The problem is that so far at least Tsipras is not taking on these ills of the Greek political and social system because he wants to; he is doing it because he has to, like an atheist crossing himself out of habit or fear. At the end of the day, though, what matters is that the country moves forward. If the airport privatizations go through and the social security and pension system is put to right, Tsipras will have paved the way for subsequent governments to do their jobs without being haunted by ghosts of the past.

The risk is that the ghosts will not be entirely vanquished but will, instead, in typical Greek fashion, be temporarily locked away in a closet, where they will continue to fester for years to come. When a popular leader is afraid to defend a tough decision as something that is in the national interest and presents it instead as something imposed from the outside, he poisons the public mind and paves the way for someone who is even more extreme and even more anti-European to open the closet door and once more release the ghosts.
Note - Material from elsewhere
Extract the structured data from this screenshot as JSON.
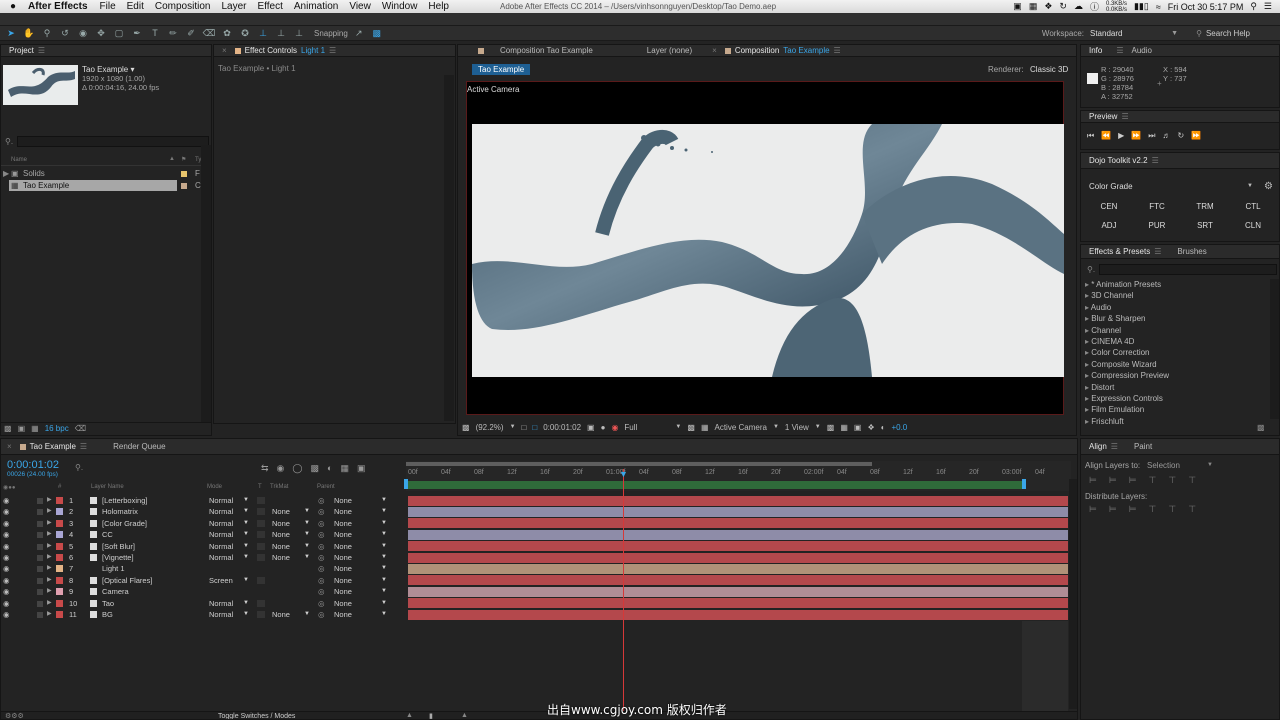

Tsipras will come under enormous pressure from inside his own party as well as his coalition partner in the days to come as the memorandum reforms start coming into effect. He will be called a traitor but he has no other choice. Either he will become the exorcist the country so badly needs or he will destroy all the progress made so far.